Part VI:  What is Biodiversity?

The variety of living things that live on Earth is known as biodiversity. The items and services we obtain from nature are dependent on biodiversity. We require a diverse range of organisms to produce foods, supplies, and medicines, as well as to maintain a clean and healthy environment.

A species becomes extinct when it is no longer able to reproduce and becomes lost to future generations. The current rate of extinction, according to scientists, is 1,000 times the natural rate. People are accelerating biodiversity loss at an alarming rate through hunting, pollution, habitat devastation, and through their contribution to climate change.

Because the total number of species is uncertain, it's difficult to say how many are going extinct. Every year, there are thousands of new species discovered by scientists. After studying just 19 trees in Panama, scientists discovered 1,200 distinct beetle species— 80 percent of them previously unknown to science. We might be losing anywhere from 200 to 100,000 different species every year.

To assure we have enough and varied food sources, we must preserve biodiversity. This is true even if we don't consume a species that may become extinct because anything we eat may be depending on it for survival. Some predators serve an important function in maintaining the populations of other animals at manageable levels. The demise of a major predator might result in more herbivores scouring people's farms for food.

Biodiversity is vital for more than just food. We utilize between 50,000 and 70,000 different plant species every year for medicine throughout the world. The Great Barrier Reef contributes about $6 billion to Australia's economy through commercial fishing, tourism, and other recreational activities. Many of the fish, shellfish, marine mammals, and plants would perish if the coral reef died.

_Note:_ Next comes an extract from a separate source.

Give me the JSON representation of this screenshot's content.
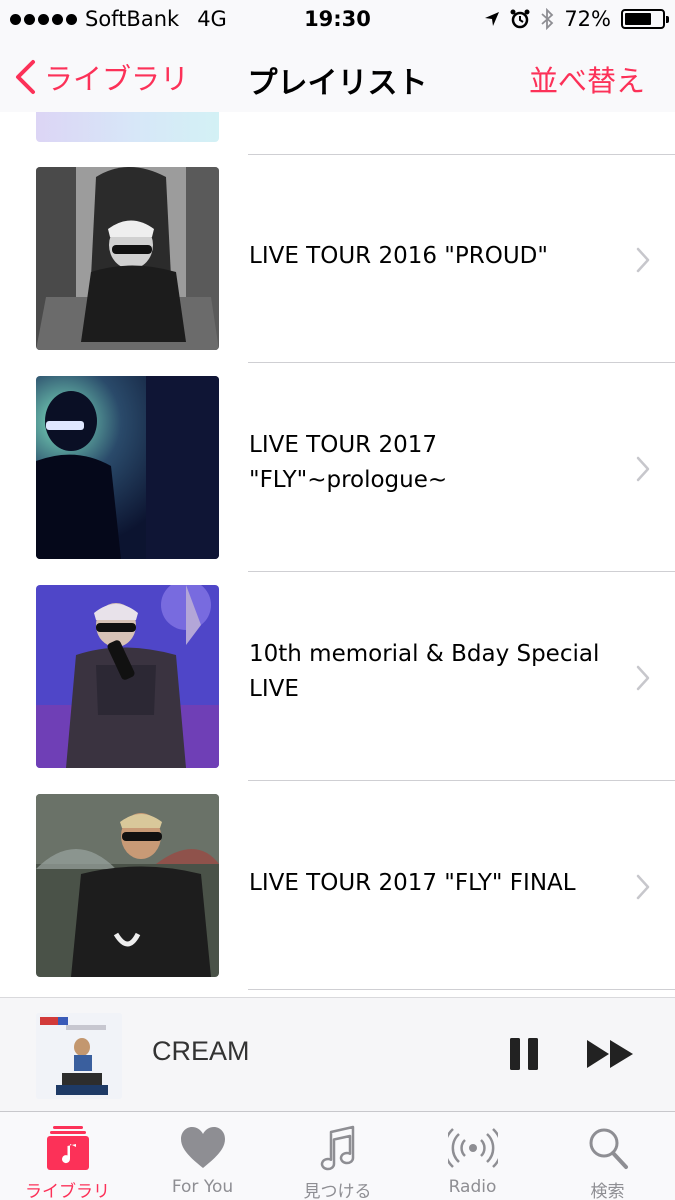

To protect wildlife and their habitats, many governments have established parks and preserves. They are also attempting to eliminate or at least control any hunting and fishing techniques that may lead to the endangerment or extinction of a species.



September 20, 2023 — Debby McKnight